══ Materials provided ══
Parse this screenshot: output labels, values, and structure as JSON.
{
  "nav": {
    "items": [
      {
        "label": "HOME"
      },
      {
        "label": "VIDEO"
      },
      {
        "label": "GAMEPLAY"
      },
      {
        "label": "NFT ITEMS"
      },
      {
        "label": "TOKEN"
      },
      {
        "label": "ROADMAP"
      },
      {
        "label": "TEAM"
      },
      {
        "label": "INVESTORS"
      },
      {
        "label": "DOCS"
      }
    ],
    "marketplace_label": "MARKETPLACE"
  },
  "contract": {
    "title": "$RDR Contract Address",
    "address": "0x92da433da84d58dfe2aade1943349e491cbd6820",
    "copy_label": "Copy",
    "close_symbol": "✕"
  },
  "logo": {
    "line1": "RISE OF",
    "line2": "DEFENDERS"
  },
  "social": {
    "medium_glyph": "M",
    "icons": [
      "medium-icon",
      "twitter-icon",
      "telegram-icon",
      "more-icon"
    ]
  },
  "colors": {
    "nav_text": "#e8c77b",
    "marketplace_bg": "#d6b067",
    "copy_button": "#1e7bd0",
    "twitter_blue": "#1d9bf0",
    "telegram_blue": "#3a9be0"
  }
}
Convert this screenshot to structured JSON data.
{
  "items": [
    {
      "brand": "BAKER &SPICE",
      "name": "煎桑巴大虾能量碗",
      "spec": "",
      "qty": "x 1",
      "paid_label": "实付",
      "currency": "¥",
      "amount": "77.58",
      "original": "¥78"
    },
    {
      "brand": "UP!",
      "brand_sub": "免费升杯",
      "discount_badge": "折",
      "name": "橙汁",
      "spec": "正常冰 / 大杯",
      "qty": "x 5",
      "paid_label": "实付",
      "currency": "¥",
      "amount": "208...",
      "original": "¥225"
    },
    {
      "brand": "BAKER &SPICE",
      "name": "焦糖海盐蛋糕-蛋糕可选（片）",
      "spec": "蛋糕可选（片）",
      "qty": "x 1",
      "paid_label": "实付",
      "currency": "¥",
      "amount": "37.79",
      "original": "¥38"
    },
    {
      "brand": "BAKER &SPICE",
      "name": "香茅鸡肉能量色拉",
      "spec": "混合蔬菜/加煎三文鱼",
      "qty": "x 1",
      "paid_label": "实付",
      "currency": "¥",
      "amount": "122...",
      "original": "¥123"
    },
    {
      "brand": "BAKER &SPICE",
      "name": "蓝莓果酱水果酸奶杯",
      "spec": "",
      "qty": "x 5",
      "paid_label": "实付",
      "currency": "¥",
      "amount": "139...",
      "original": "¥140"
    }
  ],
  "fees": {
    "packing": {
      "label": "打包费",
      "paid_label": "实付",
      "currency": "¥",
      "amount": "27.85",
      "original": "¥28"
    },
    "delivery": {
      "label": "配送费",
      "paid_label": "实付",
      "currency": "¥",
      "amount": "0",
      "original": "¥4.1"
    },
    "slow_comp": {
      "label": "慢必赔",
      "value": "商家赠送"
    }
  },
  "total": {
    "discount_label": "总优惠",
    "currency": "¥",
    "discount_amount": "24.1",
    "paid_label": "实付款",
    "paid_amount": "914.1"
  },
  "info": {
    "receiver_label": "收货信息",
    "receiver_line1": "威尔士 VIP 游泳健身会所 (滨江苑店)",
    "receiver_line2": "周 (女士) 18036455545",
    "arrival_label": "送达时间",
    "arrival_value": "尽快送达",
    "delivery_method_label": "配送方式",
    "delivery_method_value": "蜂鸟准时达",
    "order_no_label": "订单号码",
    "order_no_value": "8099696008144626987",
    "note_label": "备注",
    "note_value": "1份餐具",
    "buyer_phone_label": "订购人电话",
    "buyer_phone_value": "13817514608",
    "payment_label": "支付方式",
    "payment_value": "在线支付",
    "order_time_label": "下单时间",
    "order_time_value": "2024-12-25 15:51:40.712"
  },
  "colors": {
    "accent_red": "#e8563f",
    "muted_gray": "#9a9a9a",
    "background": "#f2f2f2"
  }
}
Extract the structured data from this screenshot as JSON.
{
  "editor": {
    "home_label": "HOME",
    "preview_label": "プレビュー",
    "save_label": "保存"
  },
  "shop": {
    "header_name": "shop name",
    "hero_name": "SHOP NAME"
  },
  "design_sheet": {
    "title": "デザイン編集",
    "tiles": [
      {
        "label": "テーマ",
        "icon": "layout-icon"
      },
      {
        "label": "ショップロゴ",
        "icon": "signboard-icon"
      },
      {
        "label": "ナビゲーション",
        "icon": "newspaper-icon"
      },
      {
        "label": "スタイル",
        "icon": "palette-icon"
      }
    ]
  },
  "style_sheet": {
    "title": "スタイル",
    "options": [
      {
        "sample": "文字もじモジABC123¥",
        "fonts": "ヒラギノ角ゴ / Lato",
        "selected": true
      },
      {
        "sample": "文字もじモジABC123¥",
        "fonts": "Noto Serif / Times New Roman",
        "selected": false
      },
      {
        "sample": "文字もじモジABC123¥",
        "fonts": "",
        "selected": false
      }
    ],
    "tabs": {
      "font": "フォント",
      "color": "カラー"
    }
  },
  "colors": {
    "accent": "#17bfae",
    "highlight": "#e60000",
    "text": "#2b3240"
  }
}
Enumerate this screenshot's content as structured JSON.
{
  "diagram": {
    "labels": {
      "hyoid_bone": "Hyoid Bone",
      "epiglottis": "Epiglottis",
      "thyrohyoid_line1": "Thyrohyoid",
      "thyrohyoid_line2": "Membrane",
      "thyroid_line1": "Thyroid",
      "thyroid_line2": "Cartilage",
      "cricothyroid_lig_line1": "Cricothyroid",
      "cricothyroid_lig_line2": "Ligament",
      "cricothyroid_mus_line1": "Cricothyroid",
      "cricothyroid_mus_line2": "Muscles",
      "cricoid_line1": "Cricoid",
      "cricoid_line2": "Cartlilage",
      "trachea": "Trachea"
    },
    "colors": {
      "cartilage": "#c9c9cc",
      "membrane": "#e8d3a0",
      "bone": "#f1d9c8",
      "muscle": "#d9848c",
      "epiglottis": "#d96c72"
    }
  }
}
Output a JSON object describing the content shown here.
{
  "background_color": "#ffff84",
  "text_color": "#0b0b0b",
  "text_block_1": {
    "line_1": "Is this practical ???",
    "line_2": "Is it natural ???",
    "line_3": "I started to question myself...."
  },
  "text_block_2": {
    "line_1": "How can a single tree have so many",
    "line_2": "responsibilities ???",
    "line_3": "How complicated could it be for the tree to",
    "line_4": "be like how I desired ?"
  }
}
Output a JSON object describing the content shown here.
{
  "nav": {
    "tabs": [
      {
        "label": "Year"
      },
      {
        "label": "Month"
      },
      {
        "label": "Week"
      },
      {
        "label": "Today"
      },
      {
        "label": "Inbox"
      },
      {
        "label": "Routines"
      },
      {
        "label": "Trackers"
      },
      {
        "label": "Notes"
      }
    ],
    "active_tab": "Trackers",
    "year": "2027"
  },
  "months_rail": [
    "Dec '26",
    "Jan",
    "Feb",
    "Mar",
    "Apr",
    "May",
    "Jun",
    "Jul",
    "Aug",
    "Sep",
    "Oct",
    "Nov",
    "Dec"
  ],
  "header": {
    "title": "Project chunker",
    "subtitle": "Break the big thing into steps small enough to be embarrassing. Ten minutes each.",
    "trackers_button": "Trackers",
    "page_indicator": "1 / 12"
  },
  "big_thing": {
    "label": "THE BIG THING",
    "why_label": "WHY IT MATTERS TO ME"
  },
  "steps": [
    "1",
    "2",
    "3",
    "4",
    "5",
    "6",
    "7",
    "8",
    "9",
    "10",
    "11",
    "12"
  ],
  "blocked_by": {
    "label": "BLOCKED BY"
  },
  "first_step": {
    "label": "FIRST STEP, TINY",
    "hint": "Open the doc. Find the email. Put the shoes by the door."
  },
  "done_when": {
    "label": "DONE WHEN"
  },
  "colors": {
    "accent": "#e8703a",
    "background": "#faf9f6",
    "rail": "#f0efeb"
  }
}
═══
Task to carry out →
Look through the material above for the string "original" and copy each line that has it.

Solution for this task →
      "original": "¥78"
      "original": "¥225"
      "original": "¥38"
      "original": "¥123"
      "original": "¥140"
      "original": "¥28"
      "original": "¥4.1"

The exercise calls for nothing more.